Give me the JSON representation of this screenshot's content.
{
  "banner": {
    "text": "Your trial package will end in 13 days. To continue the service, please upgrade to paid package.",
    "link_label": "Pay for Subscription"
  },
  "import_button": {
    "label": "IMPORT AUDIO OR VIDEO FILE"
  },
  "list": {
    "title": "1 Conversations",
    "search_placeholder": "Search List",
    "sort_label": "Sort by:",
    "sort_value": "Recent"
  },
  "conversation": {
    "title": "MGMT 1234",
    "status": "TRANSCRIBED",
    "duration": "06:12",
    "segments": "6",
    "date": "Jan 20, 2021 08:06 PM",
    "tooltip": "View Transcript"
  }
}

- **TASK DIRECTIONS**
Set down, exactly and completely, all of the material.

- **RESPONSE TO THIS TASK**
Give me the JSON representation of this screenshot's content.
{
  "banner": {
    "text": "Your trial package will end in 13 days. To continue the service, please upgrade to paid package.",
    "link_label": "Pay for Subscription"
  },
  "import_button": {
    "label": "IMPORT AUDIO OR VIDEO FILE"
  },
  "list": {
    "title": "1 Conversations",
    "search_placeholder": "Search List",
    "sort_label": "Sort by:",
    "sort_value": "Recent"
  },
  "conversation": {
    "title": "MGMT 1234",
    "status": "TRANSCRIBED",
    "duration": "06:12",
    "segments": "6",
    "date": "Jan 20, 2021 08:06 PM",
    "tooltip": "View Transcript"
  }
}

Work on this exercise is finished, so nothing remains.